The Germans are offering products and technological support in industries like solar thermal energy systems generally used to heat domestic water supplies as well as heat detached and semi-detached homes. Unglazed plastic absorbers, used to heat swimming pools, air collectors used for drying agricultural produce and evacuated tube collectors used to transfer thermal energy to solar circuits are some of the other products on offer.
For India, a key German technology for making photovoltaic cells, would be extremely beneficial. This system enables sunlight to be converted directly into electrical energy - a blessing for rural electrification projects, if it is cost-effective. Small, decentralized power grids or mini-grids set up by using photovoltaic cells can supply electricity to everything from individual buildings to several small towns. West Bengal has an almost ready green residential project 'Rabi Rashmi Housing Complex' which is based on this technology. This was a high-end project, according to Dr Gon Chaudhuri, but costs can come down with German collaboration for other such sites.
German companies are offering battery-supported photovoltaic island systems to provide uninterruptible power supply for countries with unstable, overloaded power grids like India. A long-term cost-effective version of an off-grid electricity supply via island system would be a combination of photovoltaic systems with wind farms and hydropower plants, and if necessary, generators powered by diesel or bio-fuels.

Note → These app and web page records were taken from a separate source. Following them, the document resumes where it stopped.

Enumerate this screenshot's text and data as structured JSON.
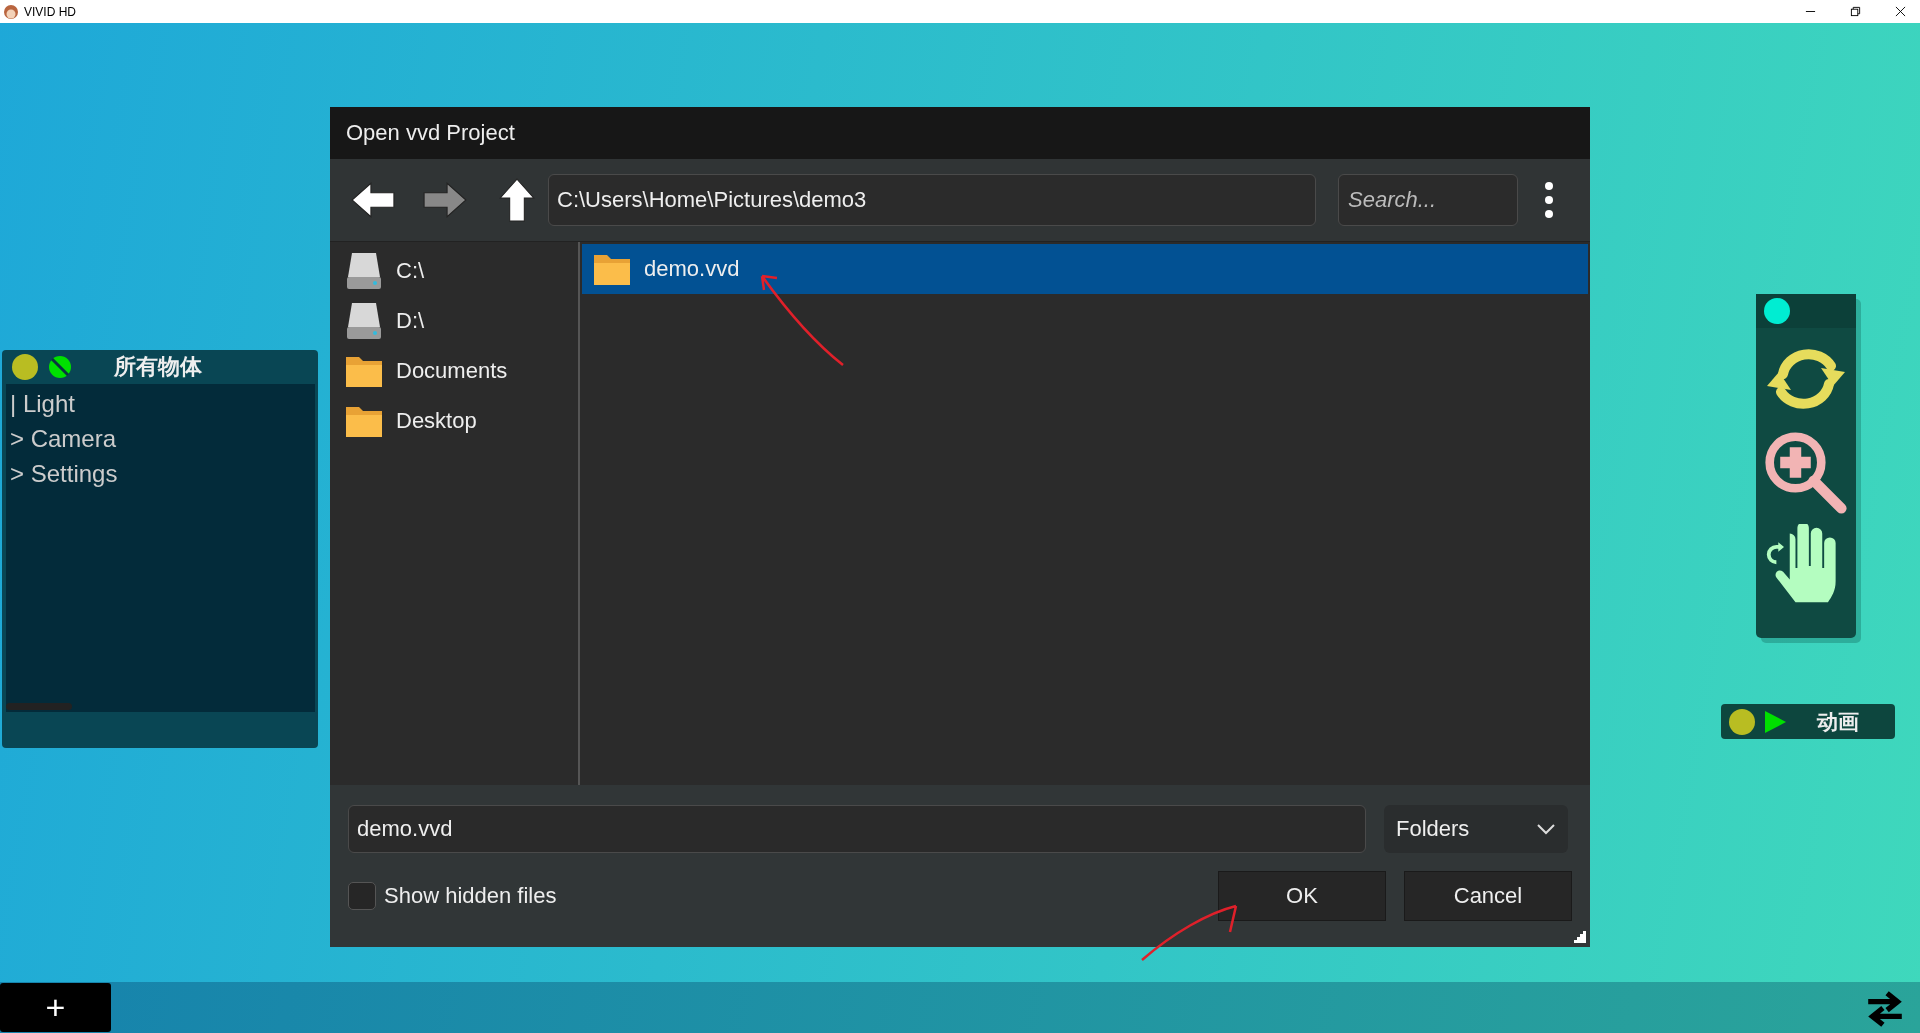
{
  "app": {
    "title": "VIVID HD"
  },
  "objects_panel": {
    "title": "所有物体",
    "items": [
      {
        "label": "| Light"
      },
      {
        "label": "> Camera"
      },
      {
        "label": "> Settings"
      }
    ]
  },
  "dialog": {
    "title": "Open vvd Project",
    "nav": [
      {
        "kind": "back",
        "disabled": false
      },
      {
        "kind": "forward",
        "disabled": true
      },
      {
        "kind": "up",
        "disabled": false
      }
    ],
    "path": "C:\\Users\\Home\\Pictures\\demo3",
    "search": {
      "placeholder": "Search..."
    },
    "places": [
      {
        "label": "C:\\",
        "kind": "drive"
      },
      {
        "label": "D:\\",
        "kind": "drive"
      },
      {
        "label": "Documents",
        "kind": "folder"
      },
      {
        "label": "Desktop",
        "kind": "folder"
      }
    ],
    "files": [
      {
        "name": "demo.vvd",
        "selected": true
      }
    ],
    "filename": "demo.vvd",
    "filter": "Folders",
    "show_hidden": {
      "label": "Show hidden files",
      "checked": false
    },
    "buttons": [
      "OK",
      "Cancel"
    ]
  },
  "animation_panel": {
    "label": "动画"
  },
  "bottom_bar": {
    "add_label": "+"
  }
}
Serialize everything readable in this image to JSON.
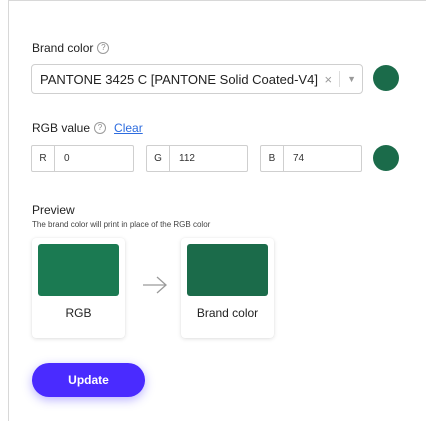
{
  "brand_color": {
    "label": "Brand color",
    "help_icon": "help-circle-icon",
    "selected_value": "PANTONE 3425 C [PANTONE Solid Coated-V4]",
    "clear_glyph": "×",
    "dropdown_glyph": "▼",
    "swatch_color": "#1b6b4a"
  },
  "rgb": {
    "label": "RGB value",
    "help_icon": "help-circle-icon",
    "clear_label": "Clear",
    "channels": [
      {
        "label": "R",
        "value": "0"
      },
      {
        "label": "G",
        "value": "112"
      },
      {
        "label": "B",
        "value": "74"
      }
    ],
    "swatch_color": "#1b6b4a"
  },
  "preview": {
    "title": "Preview",
    "subtitle": "The brand color will print in place of the RGB color",
    "rgb_card": {
      "caption": "RGB",
      "color": "#1b7a52"
    },
    "brand_card": {
      "caption": "Brand color",
      "color": "#1b6b4a"
    },
    "arrow_icon": "arrow-right-icon"
  },
  "update_button": {
    "label": "Update",
    "color": "#4a2bff"
  }
}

According to Mr Breid, Germany is also keen on training engineers and technicians to manufacture and maintain renewable energy products and systems. A series of workshops and training programs for decision makers, who are in a position to implement alternative energy projects, have already been finalized under the auspices of the National Solar Mission and Germany's Federal Ministry of Environment. A conference on renewable energy will also be held in Delhi towards the end of this year to augment this effort.
With depletion of conventional natural energy resources worldwide, renewable energy is rapidly emerging as a solution for power hungry nations. With its National Solar Mission and ossible collaborations from countries like Germany, India is poised to take that leap towards efficiently and cost-effectively meeting its energy requirements. By Ajitha Menon (ANI)